The FDA issued, what it calls a drug safety communication, saying the labels must include, “the risk of heart attack or stroke can occur as early as the first weeks of using an NSAID. The risk may increase with longer use of the NSAID. The risk appears greater at higher doses.” Additionally, labels should say that the risk is not limited to patients with heart disease, and that patients with heart disease have a higher risk. The FDA says there is not sufficient evidence to determine whether the risk is the same for all NSAIDs. There is also an increased risk for heart failure associated with these medications.
The risks for prescription NSAIDs are greater because they are higher dosages and prescribed for daily use. In contrast, over-the-counter NSAIDs are are taken intermittently and at lower dosages and thus carry a lower risk.
The move comes after an advisory committee reviewed these medications and the associated risks for cardiovascular events in February 2014, and recommended a strengthened warning.
Dr. Steven Nissen, chief of cardiovascular medicine at the Cleveland Clinic, agrees with the evidence that these drugs do increase a person’s risk for heart attack and stroke. He says the warning, though is vague but has to be because there is no good data to give consumers or doctors a definitive answer. “What patients need to know is, if you take the drugs, ‘What is my risk of heart attack?’ and that’s not known yet,” Nissen says. He blames this on the drugs being approved before current vigorous outcome data was required by the FDA.
Nissen told CNN, “the writing has been on the wall for a long time.” After all, he is no stranger to these concerns. His 2001 study was the first to raise a red flag over the drug Vioxx, a COX-2 inhibitor, made by Merck, that was pulled from the market. On the heels of that, another COX-2 inhibitor, Bextra, was withdrawn.
Fifteen years later there is still not a definitive answer.
“We don’t have any good data,” Nissen says. In search of that robust scientific data on the risk of these drugs and whether or not the risk varies between these drugs, he and a group of his colleagues have been following 24,000 patients since 2007 in a randomized clinical trial. The study participants are divided into three groups treated with ibuprofen, Celebrex, or naproxen. The patients nor the doctors know who is getting which drug.

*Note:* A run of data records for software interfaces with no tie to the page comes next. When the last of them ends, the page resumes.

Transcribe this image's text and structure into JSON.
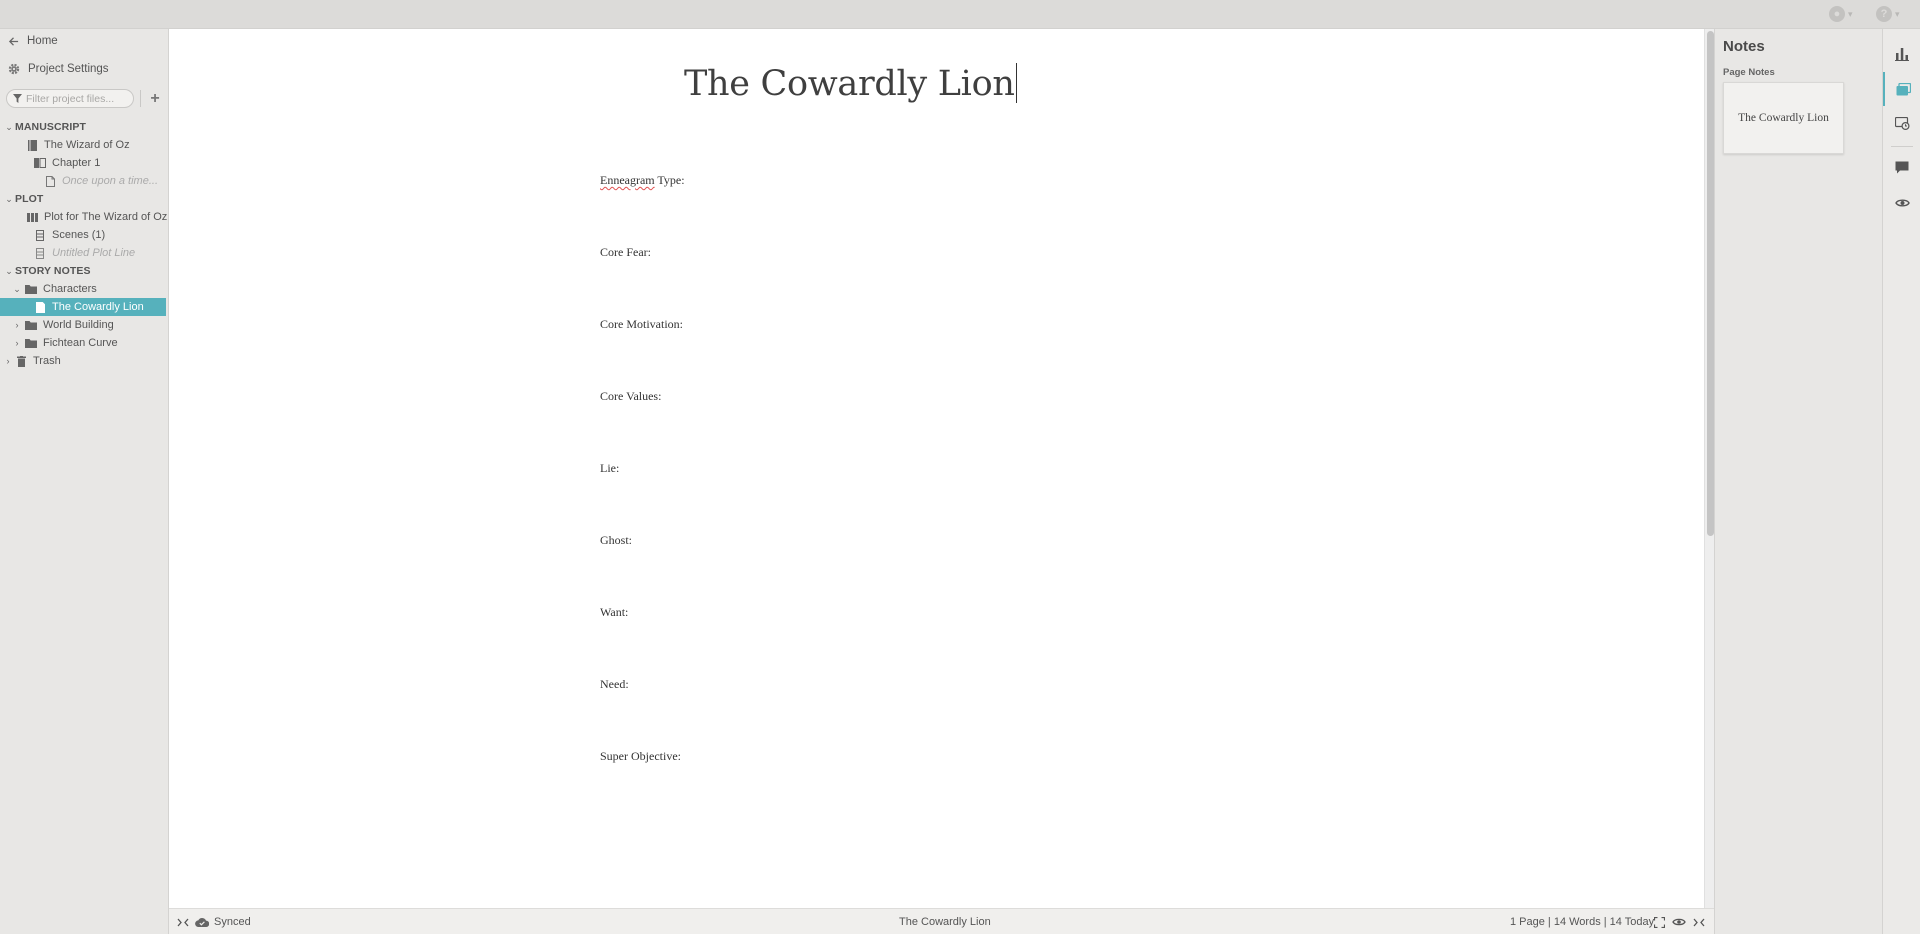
{
  "sidebar": {
    "home_label": "Home",
    "settings_label": "Project Settings",
    "filter_placeholder": "Filter project files...",
    "tree": [
      {
        "label": "MANUSCRIPT"
      },
      {
        "label": "The Wizard of Oz"
      },
      {
        "label": "Chapter 1"
      },
      {
        "label": "Once upon a time..."
      },
      {
        "label": "PLOT"
      },
      {
        "label": "Plot for The Wizard of Oz"
      },
      {
        "label": "Scenes  (1)"
      },
      {
        "label": "Untitled Plot Line"
      },
      {
        "label": "STORY NOTES"
      },
      {
        "label": "Characters"
      },
      {
        "label": "The Cowardly Lion"
      },
      {
        "label": "World Building"
      },
      {
        "label": "Fichtean Curve"
      },
      {
        "label": "Trash"
      }
    ]
  },
  "editor": {
    "title": "The Cowardly Lion",
    "fields": [
      {
        "label": "Enneagram",
        "rest": " Type:"
      },
      {
        "label": "Core Fear:"
      },
      {
        "label": "Core Motivation:"
      },
      {
        "label": "Core Values:"
      },
      {
        "label": "Lie:"
      },
      {
        "label": "Ghost:"
      },
      {
        "label": "Want:"
      },
      {
        "label": "Need:"
      },
      {
        "label": "Super Objective:"
      }
    ]
  },
  "statusbar": {
    "sync_status": "Synced",
    "document_name": "The Cowardly Lion",
    "stats": "1 Page | 14 Words | 14 Today"
  },
  "notes_panel": {
    "title": "Notes",
    "subtitle": "Page Notes",
    "card_label": "The Cowardly Lion"
  },
  "colors": {
    "accent": "#56b1bc",
    "sidebar_bg": "#e8e7e5",
    "editor_bg": "#ffffff"
  },
  "icons": {
    "rail": [
      "bar-chart-icon",
      "notes-icon",
      "snapshot-icon",
      "comment-icon",
      "eye-icon"
    ]
  }
}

The Precision trial, as its called, is funded by Pfizer and results are expected next year.
Atlanta internist Dr. Anna Steinberg agrees that the FDA’s warning is too vague. She says doctors already avoid NSAIDs for patients with congestive heart failure or high blood pressure. For patients with no risk, “I am not going to tell them to stop taking these,” she says, adding that alternatives for pain relief other than acetaminophen are limited. She believes the FDA should have waited until it could offer more definitive guidance, saying this creates, “way to much room for mass hysteria.”

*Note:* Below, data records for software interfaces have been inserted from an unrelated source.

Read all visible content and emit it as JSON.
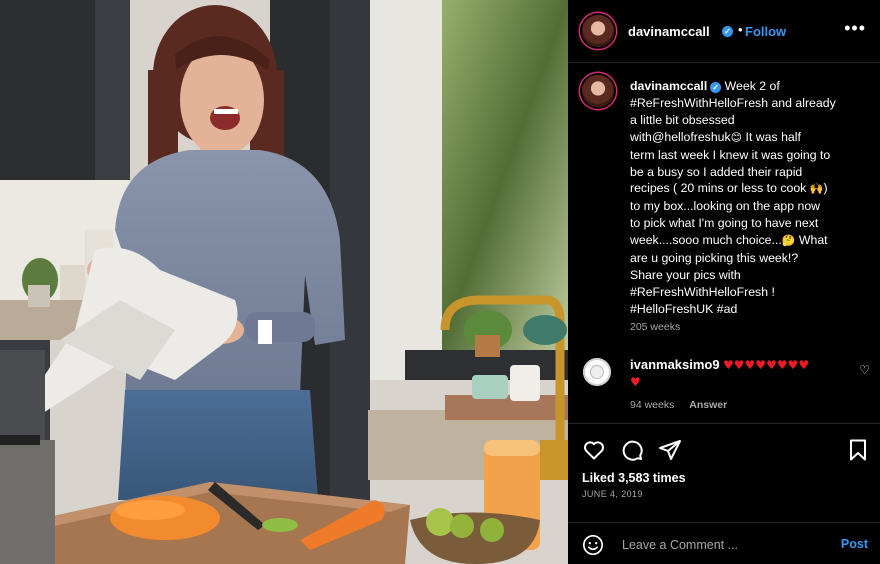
{
  "post": {
    "username": "davinamccall",
    "verified_glyph": "✓",
    "dot": "•",
    "follow_label": "Follow",
    "more_label": "•••",
    "caption": {
      "username": "davinamccall",
      "lines": [
        "Week 2 of",
        "#ReFreshWithHelloFresh and already",
        "a little bit obsessed",
        "with@hellofreshuk",
        " It was half",
        "term last week I knew it was going to",
        "be a busy so I added their rapid",
        "recipes ( 20 mins or less to cook ",
        ")",
        "to my box...looking on the app now",
        "to pick what I'm going to have next",
        "week....sooo much choice...",
        " What",
        "are u going picking this week!?",
        "Share your pics with",
        "#ReFreshWithHelloFresh !",
        "#HelloFreshUK #ad"
      ],
      "emoji_1": "😊",
      "emoji_2": "🙌",
      "emoji_3": "🤔",
      "time": "205 weeks"
    },
    "comment": {
      "username": "ivanmaksimo9",
      "hearts_line1": "♥♥♥♥♥♥♥♥",
      "hearts_line2": "♥",
      "like_glyph": "♡",
      "time": "94 weeks",
      "answer_label": "Answer"
    },
    "likes_text": "Liked 3,583 times",
    "date_text": "JUNE 4, 2019",
    "composer": {
      "placeholder": "Leave a Comment ...",
      "post_label": "Post"
    }
  },
  "icons": [
    "heart-icon",
    "comment-icon",
    "share-icon",
    "bookmark-icon",
    "smiley-icon",
    "more-icon",
    "verified-icon"
  ],
  "colors": {
    "background": "#000000",
    "link_blue": "#3897f0",
    "muted": "#a8a8a8",
    "heart_red": "#ed1c24",
    "divider": "#262626"
  }
}
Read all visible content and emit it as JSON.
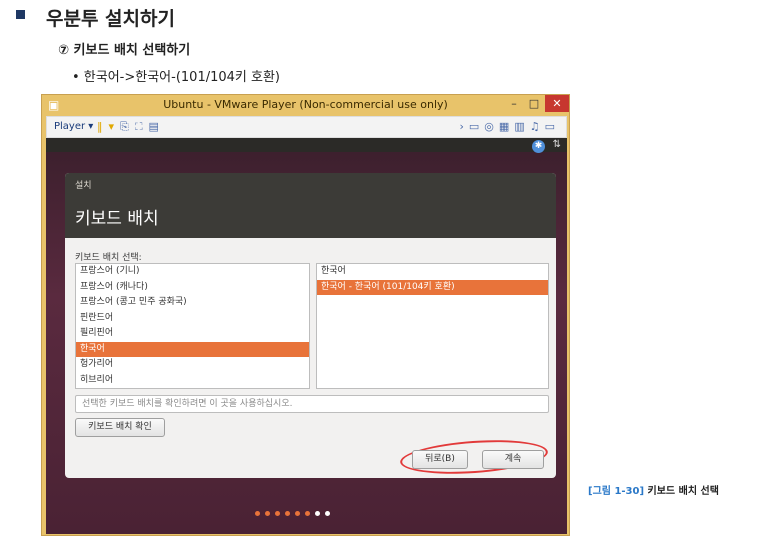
{
  "doc": {
    "heading": "우분투 설치하기",
    "step": "⑦ 키보드 배치 선택하기",
    "bullet": "• 한국어->한국어-(101/104키 호환)"
  },
  "window": {
    "title": "Ubuntu - VMware Player (Non-commercial use only)",
    "toolbar_player": "Player ▾"
  },
  "dialog": {
    "small_title": "설치",
    "title": "키보드 배치",
    "select_label": "키보드 배치 선택:",
    "left_list": [
      "프랑스어 (기니)",
      "프랑스어 (캐나다)",
      "프랑스어 (콩고 민주 공화국)",
      "핀란드어",
      "필리핀어",
      "한국어",
      "헝가리어",
      "히브리어"
    ],
    "left_selected_index": 5,
    "right_list": [
      "한국어",
      "한국어 - 한국어 (101/104키 호환)"
    ],
    "right_selected_index": 1,
    "test_placeholder": "선택한 키보드 배치를 확인하려면 이 곳을 사용하십시오.",
    "detect_button": "키보드 배치 확인",
    "back_button": "뒤로(B)",
    "next_button": "계속"
  },
  "progress": {
    "total": 7,
    "done": 6
  },
  "caption": {
    "number": "[그림 1-30]",
    "text": "키보드 배치 선택"
  },
  "colors": {
    "accent": "#e8733a",
    "title_bar": "#e8c36a",
    "dialog_header": "#3c3b37"
  }
}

In the meantime, Nissen says the best advice for patients is “take these at the lowest dosages for the least amount of time that relieves symptoms.” He says people should not be afraid to take ibuprofen but if you have heart disease you should be more cautious.

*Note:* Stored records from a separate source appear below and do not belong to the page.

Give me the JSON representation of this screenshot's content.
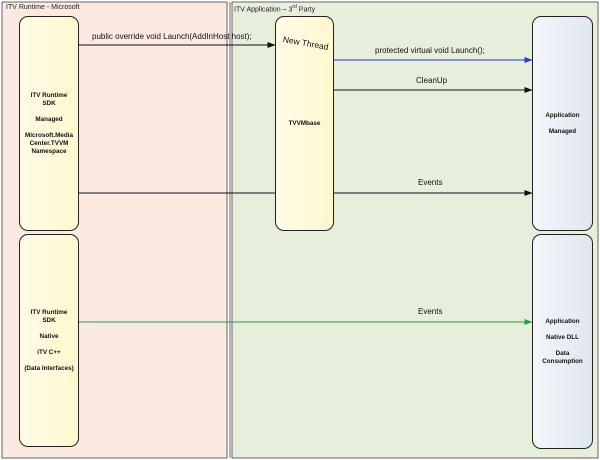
{
  "zones": {
    "left_title": "ITV Runtime - Microsoft",
    "right_title": "ITV Application – 3rd Party",
    "left_color": "#fbe9e2",
    "right_color": "#e7eedc"
  },
  "boxes": {
    "runtime_managed": [
      "ITV Runtime",
      "SDK",
      "",
      "Managed",
      "",
      "Microsoft.Media",
      "Center.TVVM",
      "Namespace"
    ],
    "runtime_native": [
      "ITV Runtime",
      "SDK",
      "",
      "Native",
      "",
      "iTV C++",
      "",
      "(Data Interfaces)"
    ],
    "tvvmbase": [
      "TVVMbase"
    ],
    "app_managed": [
      "Application",
      "",
      "Managed"
    ],
    "app_native": [
      "Application",
      "",
      "Native DLL",
      "",
      "Data",
      "Consumption"
    ]
  },
  "connections": {
    "launch": "public override void Launch(AddInHost host);",
    "new_thread": "New Thread",
    "protected_launch": "protected virtual void Launch();",
    "cleanup": "CleanUp",
    "events_managed": "Events",
    "events_native": "Events"
  },
  "colors": {
    "arrow_default": "#111111",
    "arrow_thread": "#1f3fd6",
    "arrow_native_events": "#2a9d4a"
  }
}
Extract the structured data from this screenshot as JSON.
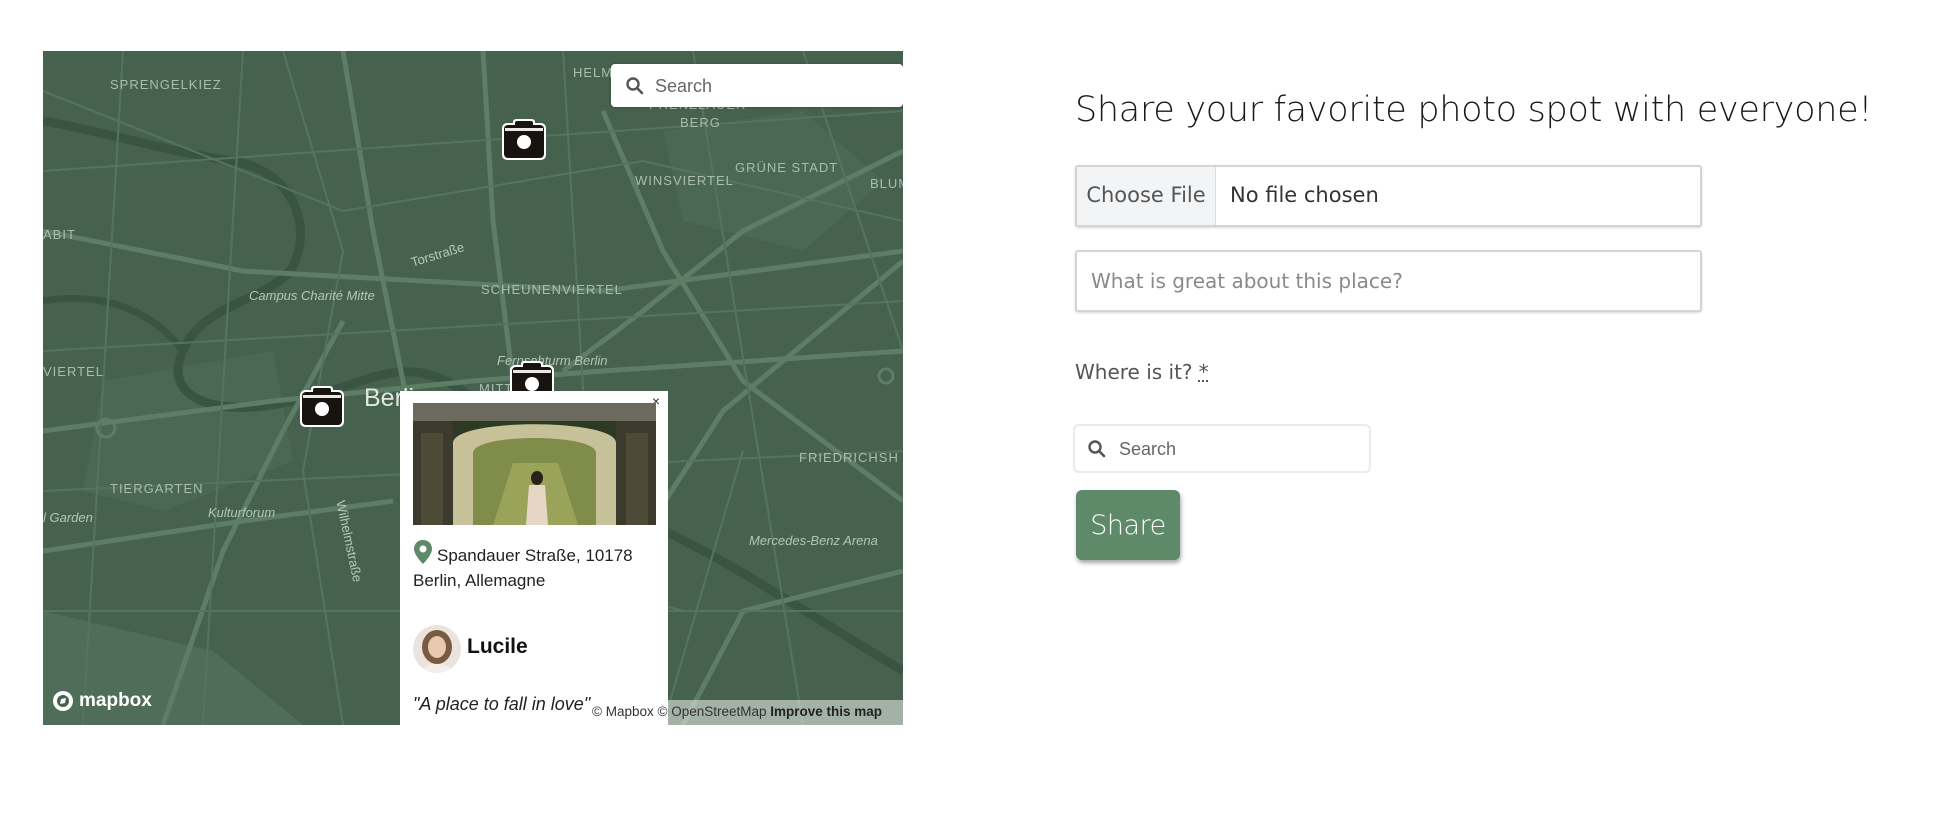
{
  "map": {
    "search_placeholder": "Search",
    "labels": {
      "sprengelkiez": "SPRENGELKIEZ",
      "helm": "HELM",
      "prenzlauer": "PRENZLAUER",
      "berg": "BERG",
      "gruene_stadt": "GRÜNE STADT",
      "winsviertel": "WINSVIERTEL",
      "blum": "BLUM",
      "abit": "ABIT",
      "torstrasse": "Torstraße",
      "campus": "Campus Charité Mitte",
      "scheunenviertel": "SCHEUNENVIERTEL",
      "fernsehturm": "Fernsehturm Berlin",
      "viertel": "VIERTEL",
      "berlin": "Berlin",
      "mitte": "MITTE",
      "friedrichshain": "FRIEDRICHSH",
      "tiergarten": "TIERGARTEN",
      "kulturforum": "Kulturforum",
      "wilhelmstrasse": "Wilhelmstraße",
      "garden": "l Garden",
      "mercedes": "Mercedes-Benz Arena"
    },
    "popup": {
      "close": "×",
      "address": "Spandauer Straße, 10178 Berlin, Allemagne",
      "username": "Lucile",
      "quote": "\"A place to fall in love\""
    },
    "logo_text": "mapbox",
    "attribution": {
      "mapbox": "© Mapbox",
      "osm": "© OpenStreetMap",
      "improve": "Improve this map"
    },
    "colors": {
      "base": "#46624f",
      "road": "#5e7d66",
      "river": "#3a5444"
    }
  },
  "form": {
    "title": "Share your favorite photo spot with everyone!",
    "file_button": "Choose File",
    "file_status": "No file chosen",
    "description_placeholder": "What is great about this place?",
    "location_label": "Where is it?",
    "required_marker": "*",
    "location_search_placeholder": "Search",
    "submit_label": "Share",
    "accent_color": "#5f8a6a"
  }
}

The FDA advises patients who experience shortness of breath, chest pain, sudden numbness or weakness, or sudden slurred speech to seek immediate medical attention. Other side effects should be reported to the agency.